-- Exercise prompt --
Could you output every record below exactly, leaving out the pictures?

==== Data for review

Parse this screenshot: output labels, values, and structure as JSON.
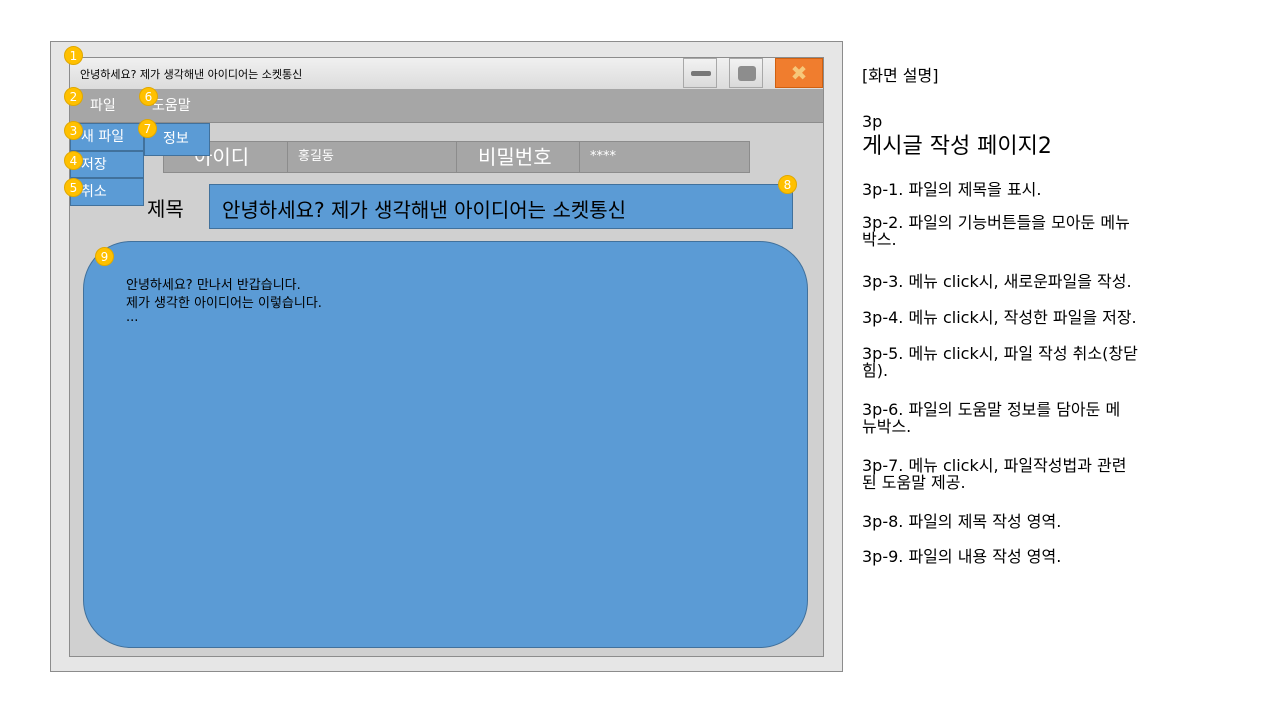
{
  "window": {
    "title": "안녕하세요? 제가 생각해낸 아이디어는 소켓통신",
    "close_glyph": "✖"
  },
  "menu": {
    "file": "파일",
    "help": "도움말",
    "file_items": [
      "새 파일",
      "저장",
      "취소"
    ],
    "help_items": [
      "정보"
    ]
  },
  "user_row": {
    "id_label": "아이디",
    "id_value": "홍길동",
    "password_label": "비밀번호",
    "password_value": "****"
  },
  "post": {
    "title_label": "제목",
    "title_value": "안녕하세요? 제가 생각해낸 아이디어는 소켓통신",
    "content_lines": [
      "안녕하세요? 만나서 반갑습니다.",
      "제가 생각한 아이디어는 이렇습니다.",
      "..."
    ]
  },
  "badges": [
    "1",
    "2",
    "3",
    "4",
    "5",
    "6",
    "7",
    "8",
    "9"
  ],
  "description": {
    "header": "[화면 설명]",
    "page_code": "3p",
    "page_name": "게시글 작성 페이지2",
    "items": [
      [
        "3p-1. 파일의 제목을 표시."
      ],
      [
        "3p-2. 파일의 기능버튼들을 모아둔 메뉴",
        "박스."
      ],
      [
        "3p-3. 메뉴 click시, 새로운파일을 작성."
      ],
      [
        "3p-4. 메뉴 click시, 작성한 파일을 저장."
      ],
      [
        "3p-5. 메뉴 click시, 파일 작성 취소(창닫",
        "힘)."
      ],
      [
        "3p-6. 파일의 도움말 정보를 담아둔 메",
        "뉴박스."
      ],
      [
        "3p-7. 메뉴 click시, 파일작성법과 관련",
        "된 도움말 제공."
      ],
      [
        "3p-8. 파일의 제목 작성 영역."
      ],
      [
        "3p-9. 파일의 내용 작성 영역."
      ]
    ]
  },
  "colors": {
    "accent_blue": "#5b9bd5",
    "badge_yellow": "#ffc000",
    "close_orange": "#f07d2e",
    "menubar_gray": "#a6a6a6"
  }
}
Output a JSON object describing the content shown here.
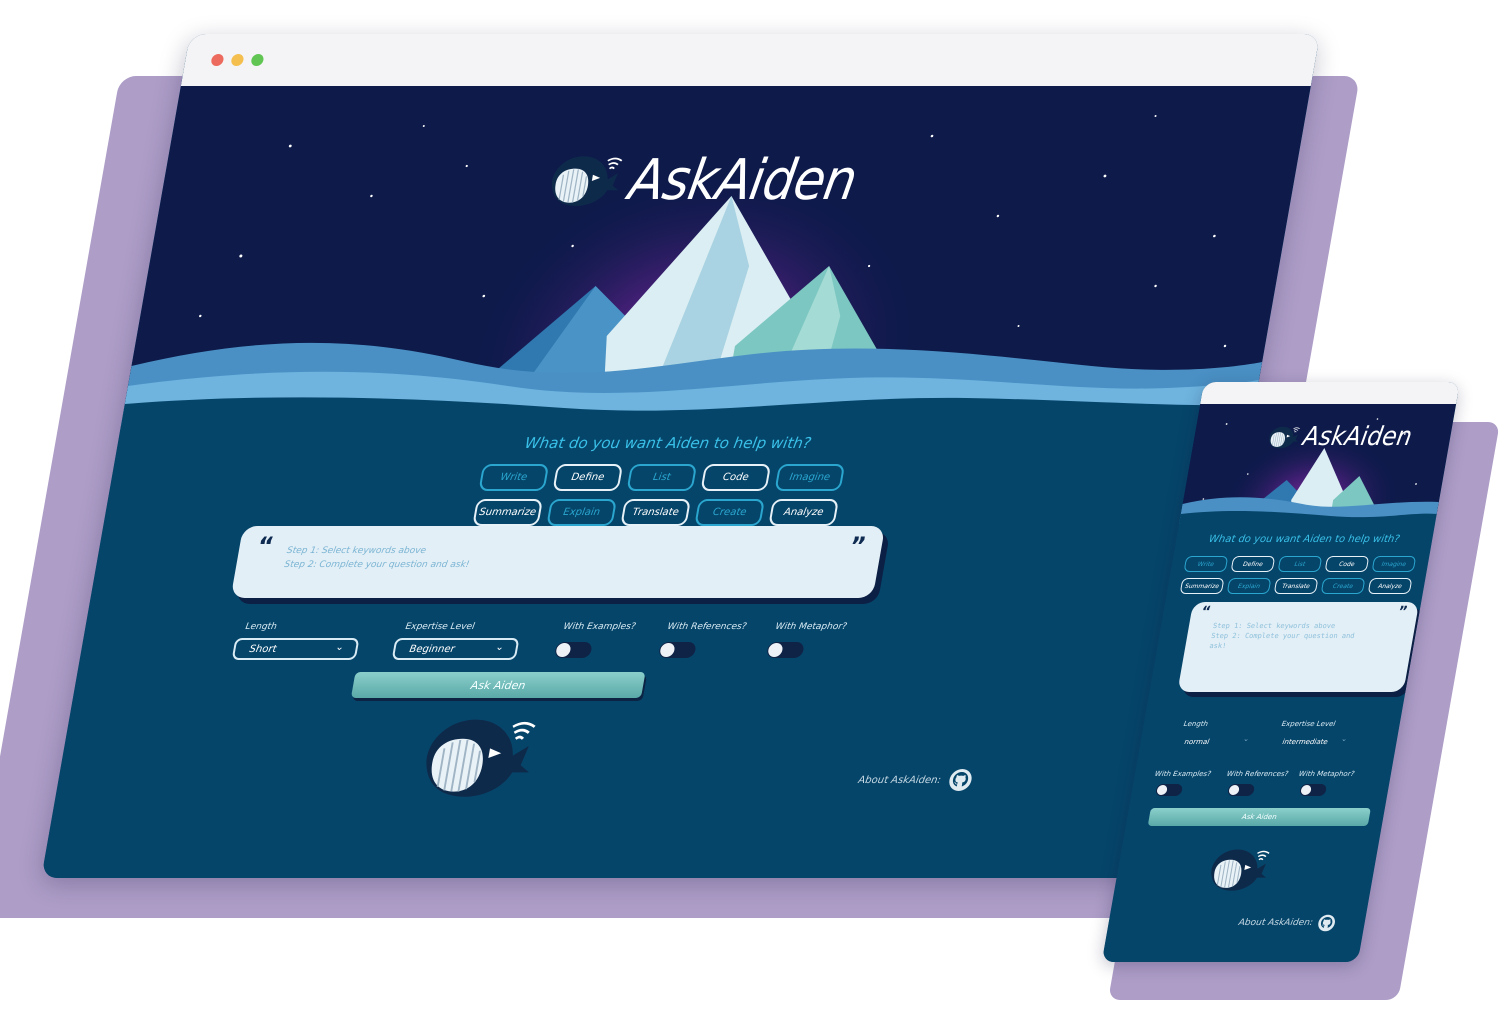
{
  "app": {
    "name": "AskAiden"
  },
  "colors": {
    "accent": "#2aa6cf",
    "heading": "#39c0e8",
    "ocean": "#06456a",
    "sky": "#0d1a4a",
    "button": "#6fbdbb",
    "shadow": "#ad9dc7"
  },
  "window_controls": [
    "close",
    "minimize",
    "maximize"
  ],
  "desktop": {
    "heading": "What do you want Aiden to help with?",
    "keywords_row1": [
      {
        "label": "Write",
        "selected": false
      },
      {
        "label": "Define",
        "selected": true
      },
      {
        "label": "List",
        "selected": false
      },
      {
        "label": "Code",
        "selected": true
      },
      {
        "label": "Imagine",
        "selected": false
      }
    ],
    "keywords_row2": [
      {
        "label": "Summarize",
        "selected": true
      },
      {
        "label": "Explain",
        "selected": false
      },
      {
        "label": "Translate",
        "selected": true
      },
      {
        "label": "Create",
        "selected": false
      },
      {
        "label": "Analyze",
        "selected": true
      }
    ],
    "prompt": {
      "step1": "Step 1: Select keywords above",
      "step2": "Step 2: Complete your question and ask!"
    },
    "length": {
      "label": "Length",
      "value": "Short"
    },
    "expertise": {
      "label": "Expertise Level",
      "value": "Beginner"
    },
    "toggles": [
      {
        "label": "With Examples?",
        "on": false
      },
      {
        "label": "With References?",
        "on": false
      },
      {
        "label": "With Metaphor?",
        "on": false
      }
    ],
    "ask_button": "Ask Aiden",
    "about": "About AskAiden:"
  },
  "mobile": {
    "heading": "What do you want Aiden to help with?",
    "keywords_row1": [
      {
        "label": "Write",
        "selected": false
      },
      {
        "label": "Define",
        "selected": true
      },
      {
        "label": "List",
        "selected": false
      },
      {
        "label": "Code",
        "selected": true
      },
      {
        "label": "Imagine",
        "selected": false
      }
    ],
    "keywords_row2": [
      {
        "label": "Summarize",
        "selected": true
      },
      {
        "label": "Explain",
        "selected": false
      },
      {
        "label": "Translate",
        "selected": true
      },
      {
        "label": "Create",
        "selected": false
      },
      {
        "label": "Analyze",
        "selected": true
      }
    ],
    "prompt": {
      "step1": "Step 1: Select keywords above",
      "step2a": "Step 2: Complete your question and",
      "step2b": "ask!"
    },
    "length": {
      "label": "Length",
      "value": "normal"
    },
    "expertise": {
      "label": "Expertise Level",
      "value": "intermediate"
    },
    "toggles": [
      {
        "label": "With Examples?",
        "on": false
      },
      {
        "label": "With References?",
        "on": false
      },
      {
        "label": "With Metaphor?",
        "on": false
      }
    ],
    "ask_button": "Ask Aiden",
    "about": "About AskAiden:"
  }
}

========

-- Solution --
Parse this screenshot: output labels, values, and structure as JSON.
{
  "window": {
    "title": "안녕하세요? 제가 생각해낸 아이디어는 소켓통신",
    "close_glyph": "✖"
  },
  "menu": {
    "file": "파일",
    "help": "도움말",
    "file_items": [
      "새 파일",
      "저장",
      "취소"
    ],
    "help_items": [
      "정보"
    ]
  },
  "user_row": {
    "id_label": "아이디",
    "id_value": "홍길동",
    "password_label": "비밀번호",
    "password_value": "****"
  },
  "post": {
    "title_label": "제목",
    "title_value": "안녕하세요? 제가 생각해낸 아이디어는 소켓통신",
    "content_lines": [
      "안녕하세요? 만나서 반갑습니다.",
      "제가 생각한 아이디어는 이렇습니다.",
      "..."
    ]
  },
  "badges": [
    "1",
    "2",
    "3",
    "4",
    "5",
    "6",
    "7",
    "8",
    "9"
  ],
  "description": {
    "header": "[화면 설명]",
    "page_code": "3p",
    "page_name": "게시글 작성 페이지2",
    "items": [
      [
        "3p-1. 파일의 제목을 표시."
      ],
      [
        "3p-2. 파일의 기능버튼들을 모아둔 메뉴",
        "박스."
      ],
      [
        "3p-3. 메뉴 click시, 새로운파일을 작성."
      ],
      [
        "3p-4. 메뉴 click시, 작성한 파일을 저장."
      ],
      [
        "3p-5. 메뉴 click시, 파일 작성 취소(창닫",
        "힘)."
      ],
      [
        "3p-6. 파일의 도움말 정보를 담아둔 메",
        "뉴박스."
      ],
      [
        "3p-7. 메뉴 click시, 파일작성법과 관련",
        "된 도움말 제공."
      ],
      [
        "3p-8. 파일의 제목 작성 영역."
      ],
      [
        "3p-9. 파일의 내용 작성 영역."
      ]
    ]
  },
  "colors": {
    "accent_blue": "#5b9bd5",
    "badge_yellow": "#ffc000",
    "close_orange": "#f07d2e",
    "menubar_gray": "#a6a6a6"
  }
}
Output a JSON object describing the content shown here.
{
  "app": {
    "name": "AskAiden"
  },
  "colors": {
    "accent": "#2aa6cf",
    "heading": "#39c0e8",
    "ocean": "#06456a",
    "sky": "#0d1a4a",
    "button": "#6fbdbb",
    "shadow": "#ad9dc7"
  },
  "window_controls": [
    "close",
    "minimize",
    "maximize"
  ],
  "desktop": {
    "heading": "What do you want Aiden to help with?",
    "keywords_row1": [
      {
        "label": "Write",
        "selected": false
      },
      {
        "label": "Define",
        "selected": true
      },
      {
        "label": "List",
        "selected": false
      },
      {
        "label": "Code",
        "selected": true
      },
      {
        "label": "Imagine",
        "selected": false
      }
    ],
    "keywords_row2": [
      {
        "label": "Summarize",
        "selected": true
      },
      {
        "label": "Explain",
        "selected": false
      },
      {
        "label": "Translate",
        "selected": true
      },
      {
        "label": "Create",
        "selected": false
      },
      {
        "label": "Analyze",
        "selected": true
      }
    ],
    "prompt": {
      "step1": "Step 1: Select keywords above",
      "step2": "Step 2: Complete your question and ask!"
    },
    "length": {
      "label": "Length",
      "value": "Short"
    },
    "expertise": {
      "label": "Expertise Level",
      "value": "Beginner"
    },
    "toggles": [
      {
        "label": "With Examples?",
        "on": false
      },
      {
        "label": "With References?",
        "on": false
      },
      {
        "label": "With Metaphor?",
        "on": false
      }
    ],
    "ask_button": "Ask Aiden",
    "about": "About AskAiden:"
  },
  "mobile": {
    "heading": "What do you want Aiden to help with?",
    "keywords_row1": [
      {
        "label": "Write",
        "selected": false
      },
      {
        "label": "Define",
        "selected": true
      },
      {
        "label": "List",
        "selected": false
      },
      {
        "label": "Code",
        "selected": true
      },
      {
        "label": "Imagine",
        "selected": false
      }
    ],
    "keywords_row2": [
      {
        "label": "Summarize",
        "selected": true
      },
      {
        "label": "Explain",
        "selected": false
      },
      {
        "label": "Translate",
        "selected": true
      },
      {
        "label": "Create",
        "selected": false
      },
      {
        "label": "Analyze",
        "selected": true
      }
    ],
    "prompt": {
      "step1": "Step 1: Select keywords above",
      "step2a": "Step 2: Complete your question and",
      "step2b": "ask!"
    },
    "length": {
      "label": "Length",
      "value": "normal"
    },
    "expertise": {
      "label": "Expertise Level",
      "value": "intermediate"
    },
    "toggles": [
      {
        "label": "With Examples?",
        "on": false
      },
      {
        "label": "With References?",
        "on": false
      },
      {
        "label": "With Metaphor?",
        "on": false
      }
    ],
    "ask_button": "Ask Aiden",
    "about": "About AskAiden:"
  }
}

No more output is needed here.